Researchers are looking to the past to gain a clearer picture of what the future holds for ice in the Arctic. A project to analyse and digitize ship logs dating back to the 1850's aims to lengthen the timeline of recorded ice data. Ben Gruber reports.
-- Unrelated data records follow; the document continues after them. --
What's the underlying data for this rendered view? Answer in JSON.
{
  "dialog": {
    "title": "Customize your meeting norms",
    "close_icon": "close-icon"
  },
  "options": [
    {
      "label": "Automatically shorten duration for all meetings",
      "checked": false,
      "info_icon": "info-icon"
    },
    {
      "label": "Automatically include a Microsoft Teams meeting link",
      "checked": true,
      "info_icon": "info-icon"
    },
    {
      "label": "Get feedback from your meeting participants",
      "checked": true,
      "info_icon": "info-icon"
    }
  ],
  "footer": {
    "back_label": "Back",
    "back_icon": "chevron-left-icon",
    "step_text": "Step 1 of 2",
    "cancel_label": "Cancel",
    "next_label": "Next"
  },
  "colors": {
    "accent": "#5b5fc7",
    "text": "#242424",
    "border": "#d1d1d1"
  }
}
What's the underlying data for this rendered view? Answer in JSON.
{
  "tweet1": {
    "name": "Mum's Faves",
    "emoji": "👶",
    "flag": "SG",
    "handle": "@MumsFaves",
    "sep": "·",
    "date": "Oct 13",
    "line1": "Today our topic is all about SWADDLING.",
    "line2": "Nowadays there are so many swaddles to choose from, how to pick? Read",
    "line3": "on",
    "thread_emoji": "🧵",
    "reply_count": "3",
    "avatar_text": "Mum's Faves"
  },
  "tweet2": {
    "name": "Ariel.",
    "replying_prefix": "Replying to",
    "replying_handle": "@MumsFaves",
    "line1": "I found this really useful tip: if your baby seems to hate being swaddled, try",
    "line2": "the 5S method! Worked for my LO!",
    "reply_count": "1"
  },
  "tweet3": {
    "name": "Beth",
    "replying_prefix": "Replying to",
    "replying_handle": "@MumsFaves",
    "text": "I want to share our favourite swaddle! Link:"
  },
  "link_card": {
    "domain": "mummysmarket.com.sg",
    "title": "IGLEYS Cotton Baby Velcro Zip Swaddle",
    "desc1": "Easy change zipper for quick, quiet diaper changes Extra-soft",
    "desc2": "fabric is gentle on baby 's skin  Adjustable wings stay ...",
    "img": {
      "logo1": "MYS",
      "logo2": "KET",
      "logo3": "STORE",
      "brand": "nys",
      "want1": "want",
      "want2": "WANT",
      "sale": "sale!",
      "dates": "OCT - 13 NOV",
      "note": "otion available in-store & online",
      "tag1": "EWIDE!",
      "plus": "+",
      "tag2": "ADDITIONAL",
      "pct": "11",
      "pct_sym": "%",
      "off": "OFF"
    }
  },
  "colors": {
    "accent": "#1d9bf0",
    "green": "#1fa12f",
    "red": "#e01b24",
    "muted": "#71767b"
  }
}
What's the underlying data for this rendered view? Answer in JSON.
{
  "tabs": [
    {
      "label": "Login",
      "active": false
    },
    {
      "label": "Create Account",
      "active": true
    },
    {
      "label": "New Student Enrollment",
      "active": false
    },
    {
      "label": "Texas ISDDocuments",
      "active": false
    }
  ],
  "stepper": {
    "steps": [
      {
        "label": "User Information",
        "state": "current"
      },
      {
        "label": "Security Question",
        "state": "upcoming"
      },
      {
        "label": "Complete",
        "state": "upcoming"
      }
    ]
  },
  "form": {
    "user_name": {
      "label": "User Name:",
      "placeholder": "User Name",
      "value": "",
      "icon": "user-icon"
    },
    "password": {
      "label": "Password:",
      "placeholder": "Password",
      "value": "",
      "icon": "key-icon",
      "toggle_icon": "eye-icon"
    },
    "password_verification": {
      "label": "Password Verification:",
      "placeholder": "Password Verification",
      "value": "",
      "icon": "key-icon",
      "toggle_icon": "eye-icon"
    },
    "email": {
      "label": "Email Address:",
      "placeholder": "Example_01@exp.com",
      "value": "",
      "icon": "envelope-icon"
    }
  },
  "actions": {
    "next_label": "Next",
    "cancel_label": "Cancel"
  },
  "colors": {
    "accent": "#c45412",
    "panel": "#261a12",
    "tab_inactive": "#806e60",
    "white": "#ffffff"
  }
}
STORY: Ships filled with explorers have gathered scientific data about the Arctic for centuries. Now, scientists are hoping handwritten observations from the past will shed light on the future. An ambitious effort, aided by a global network of citizen scientists, is starting to decode and digitize tens of thousands of logbooks from ships dating back to 1850. Kevin Wood, research scientist at the University of Washington, has spent the majority of his adult life at sea. He says the data in these books will help scientists predict the fate of Arctic ice in the years to come. (SOUNDBITE) (English) KEVIN WOOD, RESEARCH SCIENTIST, UNIVERSITY OF WASHINGTON, SAYING: "What we have are the old records which are handwritten and we have these super computers. We need to get data out of these books, vast amounts of data, millions and millions of weather records, out of these books and into digital format and then into these databases where these re-analysis systems can take up the data and use it." Use it to create more accurate ice loss models. Wood says these observations lengthen the timeline of data scientists can use to create models. That, in turn, will lead to more accurate future predictions. The project began two years ago and Wood says it will take time for the data to be fully incorporated into future models. He says the Arctic described 140 years ago bears little resemblance to the Arctic of today. (SOUNDBITE) (English) KEVIN WOOD, RESEARCH SCIENTIST, UNIVERSITY OF WASHINGTON, SAYING: "So the information in the logbooks, the descriptions and the things that they actually measure to me don't look like what I see when I travel to the Arctic every year. The ice is thicker, the ridges are higher, the keels are deeper, the ice is aground in places that are almost unbelievably deep, you know, well over a hundred feet deep, and those things we just don't see any more. And also the ice is thick and in places that it just doesn't exist anymore." Sea ice cover has been significantly shrinking in the Arctic since satellite observations began in the late 1970's. Wood thinks the data also gives the sailors aboard these ships, many of whom lost their lives recording it, a voice that would otherwise have been left unheard.